Online gambling remains illegal in the state of Pennsylvania, but all that could be about to change now that a new bill has passed in July. Although this doesn’t yet guarantee any official changes, the state budget has considered the heavy revenue that gambling would generate to the area and many campaigners are confident that will lead to a change in the law before the end of the year.
Market research has been conducted by Penn National Gaming that shows many residents of Pennsylvania enjoy playing online casino games. As a result there are already a large number of people gambling online illegally, the thought is that by legalising online gambling it can at least be regulated.
An expected $200 million in revenue is expected to be brought into the state every year should the proposed regulation changes be made official. The changes would include regulations for Daily Fantasy Sports operators to pay a percentage of their revenue as tax. Other sections of the bill demand legalised gambling to also be offered at airports and other off-site betting parlours to be introduced at racetracks within the state.
There have been complaints about proposals for video gaming terminals to be made available at private bars and clubs. Similarly video gaming is also currently available illegally, so there is a case to be made for legalising, but regulating them as this could also generate a big chunk of income for the state. However, the proposal was rejected by the majority under the belief that they would hurt the generation of revenue and increase competition amount casinos.
Currently, taxes on table games is fixed at 16% for the financial year with potential plans to increase this to 18%. There are concerns that they could end up over-taxing, which in the long run could put people off going to casinos and would lead to a loss in revenue.

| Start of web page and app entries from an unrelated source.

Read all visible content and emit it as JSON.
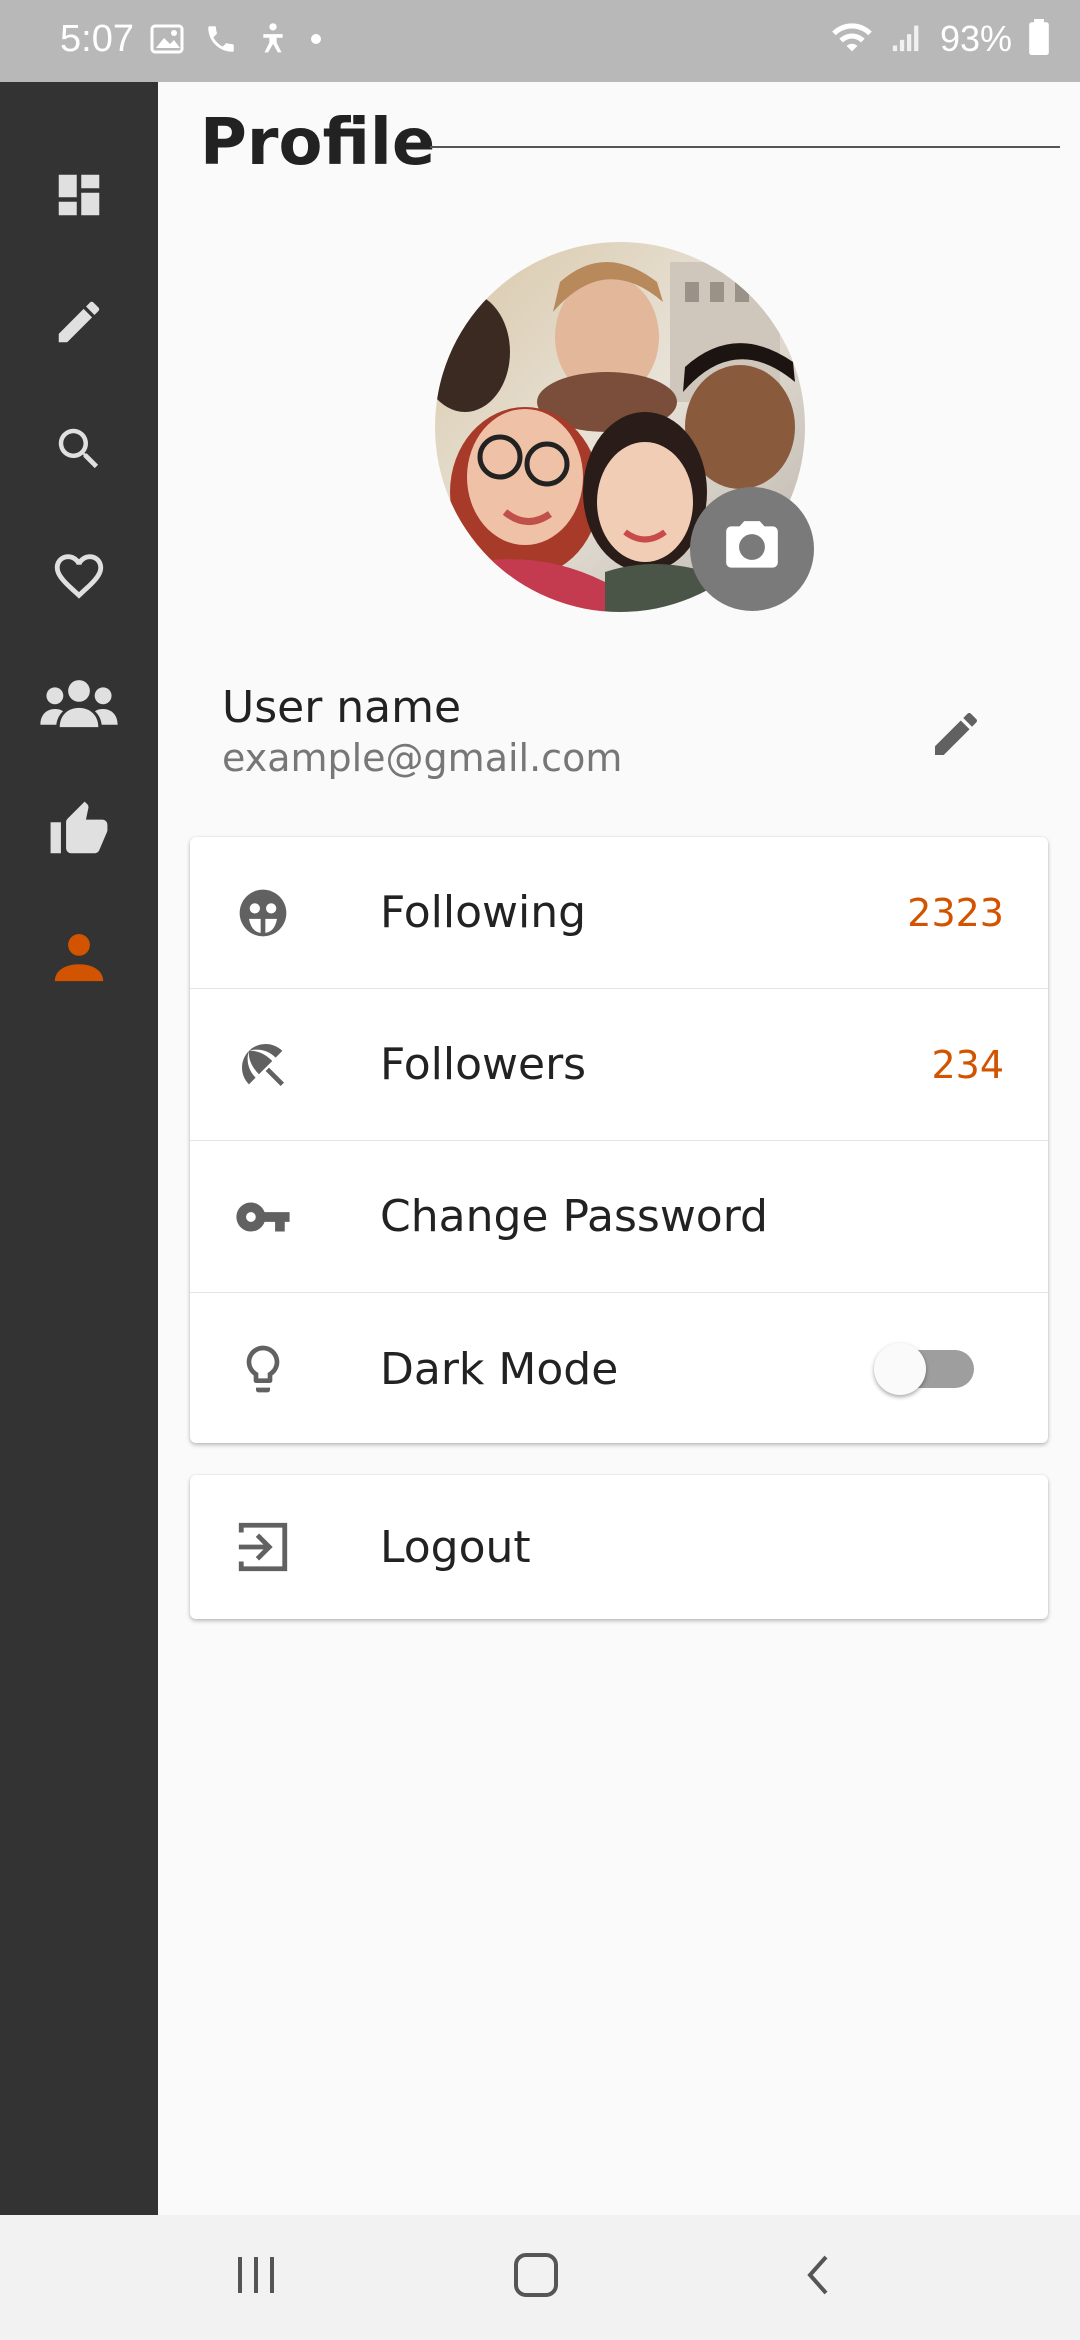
{
  "status_bar": {
    "time": "5:07",
    "battery": "93%",
    "left_icons": [
      "image-icon",
      "phone-icon",
      "accessibility-icon",
      "dot-icon"
    ],
    "right_icons": [
      "wifi-icon",
      "signal-icon",
      "battery-icon"
    ]
  },
  "sidebar": {
    "items": [
      {
        "name": "dashboard",
        "icon": "dashboard-icon",
        "active": false
      },
      {
        "name": "edit",
        "icon": "pencil-icon",
        "active": false
      },
      {
        "name": "search",
        "icon": "search-icon",
        "active": false
      },
      {
        "name": "favorites",
        "icon": "heart-icon",
        "active": false
      },
      {
        "name": "groups",
        "icon": "people-icon",
        "active": false
      },
      {
        "name": "likes",
        "icon": "thumb-up-icon",
        "active": false
      },
      {
        "name": "profile",
        "icon": "person-icon",
        "active": true
      }
    ],
    "background": "#333333",
    "active_color": "#d35400",
    "icon_color": "#e0e0e0"
  },
  "header": {
    "title": "Profile"
  },
  "user": {
    "name": "User name",
    "email": "example@gmail.com"
  },
  "menu": {
    "following": {
      "label": "Following",
      "count": "2323",
      "icon": "face-icon"
    },
    "followers": {
      "label": "Followers",
      "count": "234",
      "icon": "beach-umbrella-icon"
    },
    "change_password": {
      "label": "Change Password",
      "icon": "key-icon"
    },
    "dark_mode": {
      "label": "Dark Mode",
      "icon": "lightbulb-icon",
      "enabled": false
    },
    "logout": {
      "label": "Logout",
      "icon": "logout-icon"
    }
  },
  "colors": {
    "accent": "#d35400",
    "count": "#d35400"
  },
  "nav_bar": {
    "buttons": [
      "recents-icon",
      "home-icon",
      "back-icon"
    ]
  }
}
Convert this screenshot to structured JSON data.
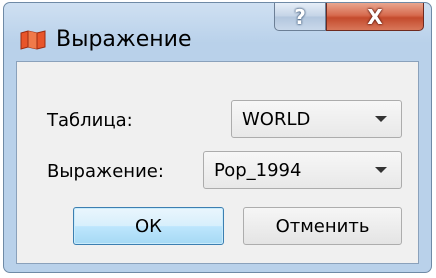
{
  "window": {
    "title": "Выражение",
    "help_label": "?",
    "close_label": "X"
  },
  "form": {
    "table_label": "Таблица:",
    "table_value": "WORLD",
    "expression_label": "Выражение:",
    "expression_value": "Pop_1994"
  },
  "buttons": {
    "ok_label": "ОК",
    "cancel_label": "Отменить"
  },
  "icons": {
    "app": "map-icon",
    "dropdown": "chevron-down-icon"
  },
  "colors": {
    "title_bar": "#b9d1ea",
    "close_button": "#c44b2d",
    "client_bg": "#f0f0f0",
    "default_button_border": "#3c7fb1"
  }
}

A far more sensible move would be to accept the proposed bill on online gambling, which would increase revenue without raising taxes. Consumers look forward to playing their favourite online games with the law on their side.